  • Wu WC (2008) Genetic base and diversity of Japonica rice varieties of Taiwan based on pedigree analysis. Master thesis, National Chung Hsing University, Taiwan

  • Wu WC, Lin MS (2008) Pedigree analysis of rice varieties of Taiwan: I. Relationships among Japanese introductions. Crop Environ Bioinform 5:248–257

    Google Scholar 

  • Yang JL, Wu ST, Thseng FS (1997) Variation of emergence ability of rice using direct-seeding method, vol 56. Taichung District Agricultural Research and Extension Station, Changhua, pp 1–9

    Google Scholar 

  • Yeh CH, Kaplinsky NJ, Hu C, Charng YY (2012) Some like it hot, some like it warm: phenotyping to explore thermotolerance diversity. Plant Sci 195:10–23

    CAS  Article  Google Scholar 

Download references


Not applicable.


This work was supported by Hualien District Research and Extension Station, Council of Agriculture, Executive Yuan, Taiwan (R.O.C.).

Author information

Authors and Affiliations



TPH conceived the original idea and designed experiments. TPH and PRJ carried out the experiments and analyzed the data, managed project and all results. WCW performed the analysis of rice Phylogenetic dendrogram data. HSL contributed to the final version of the manuscript.
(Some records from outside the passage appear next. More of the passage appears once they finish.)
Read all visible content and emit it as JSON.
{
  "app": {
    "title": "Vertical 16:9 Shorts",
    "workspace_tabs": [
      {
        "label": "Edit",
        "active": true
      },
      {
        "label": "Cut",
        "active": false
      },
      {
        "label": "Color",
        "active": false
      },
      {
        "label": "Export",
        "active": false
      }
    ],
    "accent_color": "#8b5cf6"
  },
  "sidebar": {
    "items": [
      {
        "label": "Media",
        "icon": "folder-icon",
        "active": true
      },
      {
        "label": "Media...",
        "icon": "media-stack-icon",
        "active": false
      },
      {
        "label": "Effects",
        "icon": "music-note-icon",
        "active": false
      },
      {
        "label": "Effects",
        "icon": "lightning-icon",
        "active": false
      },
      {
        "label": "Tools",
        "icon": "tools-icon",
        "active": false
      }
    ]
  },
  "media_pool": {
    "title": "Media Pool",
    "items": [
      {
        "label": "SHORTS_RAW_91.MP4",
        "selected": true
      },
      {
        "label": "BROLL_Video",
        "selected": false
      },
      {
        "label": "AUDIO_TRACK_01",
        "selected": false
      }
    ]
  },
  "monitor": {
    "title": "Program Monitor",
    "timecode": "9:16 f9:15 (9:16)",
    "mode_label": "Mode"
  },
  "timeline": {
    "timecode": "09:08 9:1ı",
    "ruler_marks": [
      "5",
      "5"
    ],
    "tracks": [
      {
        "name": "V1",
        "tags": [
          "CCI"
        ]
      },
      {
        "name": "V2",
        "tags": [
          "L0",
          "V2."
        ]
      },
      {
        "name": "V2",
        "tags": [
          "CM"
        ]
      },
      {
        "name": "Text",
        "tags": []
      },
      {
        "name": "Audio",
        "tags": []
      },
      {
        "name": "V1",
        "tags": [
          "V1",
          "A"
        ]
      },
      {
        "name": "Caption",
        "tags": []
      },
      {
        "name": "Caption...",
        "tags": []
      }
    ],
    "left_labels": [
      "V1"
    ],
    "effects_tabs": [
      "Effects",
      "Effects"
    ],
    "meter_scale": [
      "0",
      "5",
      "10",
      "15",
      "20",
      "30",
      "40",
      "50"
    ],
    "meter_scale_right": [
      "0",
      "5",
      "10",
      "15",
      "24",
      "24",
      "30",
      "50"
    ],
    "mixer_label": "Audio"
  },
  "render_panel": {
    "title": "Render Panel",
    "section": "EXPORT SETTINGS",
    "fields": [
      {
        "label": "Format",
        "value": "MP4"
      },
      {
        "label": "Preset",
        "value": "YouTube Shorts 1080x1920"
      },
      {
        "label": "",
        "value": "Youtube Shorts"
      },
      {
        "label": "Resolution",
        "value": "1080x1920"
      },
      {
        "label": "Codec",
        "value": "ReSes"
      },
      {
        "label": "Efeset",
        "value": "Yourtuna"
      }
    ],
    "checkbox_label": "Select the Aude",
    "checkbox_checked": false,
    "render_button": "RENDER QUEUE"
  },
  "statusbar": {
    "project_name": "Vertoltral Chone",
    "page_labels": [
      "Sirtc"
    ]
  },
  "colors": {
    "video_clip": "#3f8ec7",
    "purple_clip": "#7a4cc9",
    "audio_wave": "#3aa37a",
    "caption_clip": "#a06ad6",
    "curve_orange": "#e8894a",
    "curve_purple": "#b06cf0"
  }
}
All authors read and approved the final manuscript.

Corresponding author

Correspondence to Huu-Sheng Lur.

Ethics declarations

Ethics approval and consent to participate

Not applicable.

Consent for publication

Not applicable.

Competing interests

The authors declare that they have no competing interests.

Additional information

Publisher's Note

Springer Nature remains neutral with regard to jurisdictional claims in published maps and institutional affiliations.

Rights and permissions

Open Access This article is distributed under the terms of the Creative Commons Attribution 4.0 International License (, which permits unrestricted use, distribution, and reproduction in any medium, provided you give appropriate credit to the original author(s) and the source, provide a link to the Creative Commons license, and indicate if changes were made.

Reprints and Permissions

About this article

Verify currency and authenticity via CrossMark

Cite this article

Hsuan, TP., Jhuang, PR., Wu, WC. et al. Thermotolerance evaluation of Taiwan Japonica type rice cultivars at the seedling stage. Bot Stud 60, 29 (2019).

Download citation

  • Received:

  • Accepted:

  • Published:

  • DOI:


  • Rice
  • Subtropical
  • Japonica type rice
  • High temperature
  • Seedling stage
  • Temperature induction response technique (TIR)
  • Thermotolerance
  • Variety screening tool